DIRECTIONS FOR THIS TASK →
Every line of the records below that holds the word "name" should be copied out.

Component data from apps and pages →
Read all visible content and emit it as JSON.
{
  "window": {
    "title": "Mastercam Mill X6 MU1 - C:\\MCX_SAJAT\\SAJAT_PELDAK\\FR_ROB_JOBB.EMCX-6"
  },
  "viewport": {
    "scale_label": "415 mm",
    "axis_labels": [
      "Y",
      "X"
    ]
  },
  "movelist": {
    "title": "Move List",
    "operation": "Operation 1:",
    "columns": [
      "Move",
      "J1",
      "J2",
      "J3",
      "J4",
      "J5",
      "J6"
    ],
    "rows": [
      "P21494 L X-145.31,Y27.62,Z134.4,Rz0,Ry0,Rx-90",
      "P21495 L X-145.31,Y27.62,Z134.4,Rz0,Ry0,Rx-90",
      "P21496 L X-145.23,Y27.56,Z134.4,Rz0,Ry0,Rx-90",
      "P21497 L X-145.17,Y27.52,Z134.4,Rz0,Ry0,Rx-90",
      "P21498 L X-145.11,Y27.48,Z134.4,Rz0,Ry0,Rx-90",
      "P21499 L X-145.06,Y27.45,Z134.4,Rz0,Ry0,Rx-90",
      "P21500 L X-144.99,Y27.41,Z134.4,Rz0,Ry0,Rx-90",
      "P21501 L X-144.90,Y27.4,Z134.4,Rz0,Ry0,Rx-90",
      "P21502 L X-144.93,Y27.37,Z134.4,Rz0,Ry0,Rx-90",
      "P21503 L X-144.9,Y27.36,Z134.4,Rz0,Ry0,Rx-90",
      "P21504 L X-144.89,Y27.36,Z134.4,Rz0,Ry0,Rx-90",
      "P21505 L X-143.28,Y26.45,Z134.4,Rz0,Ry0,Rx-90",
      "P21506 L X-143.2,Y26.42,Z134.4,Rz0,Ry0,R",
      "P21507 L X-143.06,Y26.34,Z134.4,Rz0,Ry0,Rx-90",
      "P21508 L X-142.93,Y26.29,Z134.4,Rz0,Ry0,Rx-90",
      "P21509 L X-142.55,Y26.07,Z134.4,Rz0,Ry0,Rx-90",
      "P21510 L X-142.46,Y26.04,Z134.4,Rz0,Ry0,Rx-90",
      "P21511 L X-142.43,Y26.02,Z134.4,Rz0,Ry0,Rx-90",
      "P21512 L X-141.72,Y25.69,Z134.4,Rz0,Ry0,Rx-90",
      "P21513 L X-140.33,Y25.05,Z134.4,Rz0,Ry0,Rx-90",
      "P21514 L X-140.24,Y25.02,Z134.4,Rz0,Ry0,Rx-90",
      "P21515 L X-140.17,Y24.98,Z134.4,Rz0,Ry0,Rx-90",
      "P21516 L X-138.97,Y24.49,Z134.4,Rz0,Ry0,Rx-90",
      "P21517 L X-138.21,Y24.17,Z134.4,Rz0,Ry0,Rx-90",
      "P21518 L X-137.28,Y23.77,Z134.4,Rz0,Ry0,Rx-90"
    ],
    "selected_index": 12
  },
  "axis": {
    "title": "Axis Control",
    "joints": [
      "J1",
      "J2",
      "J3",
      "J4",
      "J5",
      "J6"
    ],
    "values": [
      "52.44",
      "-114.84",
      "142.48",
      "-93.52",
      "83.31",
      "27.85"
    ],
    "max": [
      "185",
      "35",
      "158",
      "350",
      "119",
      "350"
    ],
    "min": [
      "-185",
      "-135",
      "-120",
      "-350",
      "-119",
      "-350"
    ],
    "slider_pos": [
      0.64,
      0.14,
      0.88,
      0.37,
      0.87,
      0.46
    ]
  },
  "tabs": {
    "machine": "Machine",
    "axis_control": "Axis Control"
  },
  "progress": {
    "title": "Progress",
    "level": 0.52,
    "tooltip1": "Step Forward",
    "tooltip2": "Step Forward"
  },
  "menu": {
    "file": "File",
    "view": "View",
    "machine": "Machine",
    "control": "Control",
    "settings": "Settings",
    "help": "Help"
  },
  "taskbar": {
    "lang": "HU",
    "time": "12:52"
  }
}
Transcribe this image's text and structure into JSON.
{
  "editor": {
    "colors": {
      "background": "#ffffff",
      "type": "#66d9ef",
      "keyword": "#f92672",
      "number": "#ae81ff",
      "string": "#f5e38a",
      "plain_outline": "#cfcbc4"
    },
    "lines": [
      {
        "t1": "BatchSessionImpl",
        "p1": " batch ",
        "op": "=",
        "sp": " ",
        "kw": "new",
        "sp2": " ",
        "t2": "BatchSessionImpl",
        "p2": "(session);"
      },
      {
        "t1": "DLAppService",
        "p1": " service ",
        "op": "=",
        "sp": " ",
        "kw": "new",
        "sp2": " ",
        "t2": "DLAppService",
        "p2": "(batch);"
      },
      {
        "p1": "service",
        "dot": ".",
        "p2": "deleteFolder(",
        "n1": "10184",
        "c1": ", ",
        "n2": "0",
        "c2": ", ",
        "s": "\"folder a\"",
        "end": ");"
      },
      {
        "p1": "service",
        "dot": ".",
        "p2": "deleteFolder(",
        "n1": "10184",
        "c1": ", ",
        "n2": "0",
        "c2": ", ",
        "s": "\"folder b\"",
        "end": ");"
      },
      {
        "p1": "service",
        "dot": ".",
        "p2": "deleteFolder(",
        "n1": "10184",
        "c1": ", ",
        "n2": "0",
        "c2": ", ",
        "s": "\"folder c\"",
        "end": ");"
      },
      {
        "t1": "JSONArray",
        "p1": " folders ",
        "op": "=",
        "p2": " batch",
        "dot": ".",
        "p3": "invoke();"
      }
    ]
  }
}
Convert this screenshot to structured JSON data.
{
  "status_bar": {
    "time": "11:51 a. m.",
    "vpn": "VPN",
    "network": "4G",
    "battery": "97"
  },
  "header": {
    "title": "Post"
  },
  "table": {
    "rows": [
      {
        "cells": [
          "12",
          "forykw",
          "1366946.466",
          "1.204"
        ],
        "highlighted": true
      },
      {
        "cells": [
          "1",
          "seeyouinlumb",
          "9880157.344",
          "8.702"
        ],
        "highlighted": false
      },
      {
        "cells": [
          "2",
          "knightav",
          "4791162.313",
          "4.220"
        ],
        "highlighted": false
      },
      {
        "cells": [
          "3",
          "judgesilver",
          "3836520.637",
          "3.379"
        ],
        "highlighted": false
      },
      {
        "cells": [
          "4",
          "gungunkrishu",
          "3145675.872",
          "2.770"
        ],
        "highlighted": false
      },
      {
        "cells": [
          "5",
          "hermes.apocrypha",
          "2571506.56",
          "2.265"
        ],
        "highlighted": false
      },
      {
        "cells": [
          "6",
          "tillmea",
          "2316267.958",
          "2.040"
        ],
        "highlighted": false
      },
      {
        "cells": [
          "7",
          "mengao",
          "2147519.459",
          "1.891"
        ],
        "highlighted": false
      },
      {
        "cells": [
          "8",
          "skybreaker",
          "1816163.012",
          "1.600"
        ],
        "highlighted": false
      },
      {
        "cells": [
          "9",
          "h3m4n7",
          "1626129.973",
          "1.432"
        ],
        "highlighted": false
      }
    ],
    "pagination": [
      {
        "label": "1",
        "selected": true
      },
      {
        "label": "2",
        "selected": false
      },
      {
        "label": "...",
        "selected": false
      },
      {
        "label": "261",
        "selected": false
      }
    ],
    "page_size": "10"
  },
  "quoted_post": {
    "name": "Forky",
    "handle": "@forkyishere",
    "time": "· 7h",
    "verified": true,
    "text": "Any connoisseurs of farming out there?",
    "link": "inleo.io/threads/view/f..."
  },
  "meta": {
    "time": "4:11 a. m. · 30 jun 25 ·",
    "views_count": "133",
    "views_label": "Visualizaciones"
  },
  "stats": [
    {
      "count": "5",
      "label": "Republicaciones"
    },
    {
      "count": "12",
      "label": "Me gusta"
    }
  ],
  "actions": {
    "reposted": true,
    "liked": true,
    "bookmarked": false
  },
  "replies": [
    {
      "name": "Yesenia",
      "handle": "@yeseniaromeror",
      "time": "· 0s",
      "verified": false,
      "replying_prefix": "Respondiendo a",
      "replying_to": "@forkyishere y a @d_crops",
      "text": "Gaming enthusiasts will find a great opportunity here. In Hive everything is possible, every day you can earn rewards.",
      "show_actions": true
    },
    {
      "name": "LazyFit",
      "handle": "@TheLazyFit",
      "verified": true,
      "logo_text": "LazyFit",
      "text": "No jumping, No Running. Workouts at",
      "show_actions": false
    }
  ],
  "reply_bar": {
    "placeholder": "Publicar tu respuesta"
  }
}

EXERCISE RESULT →
    "name": "Forky",
      "name": "Yesenia",
      "name": "LazyFit",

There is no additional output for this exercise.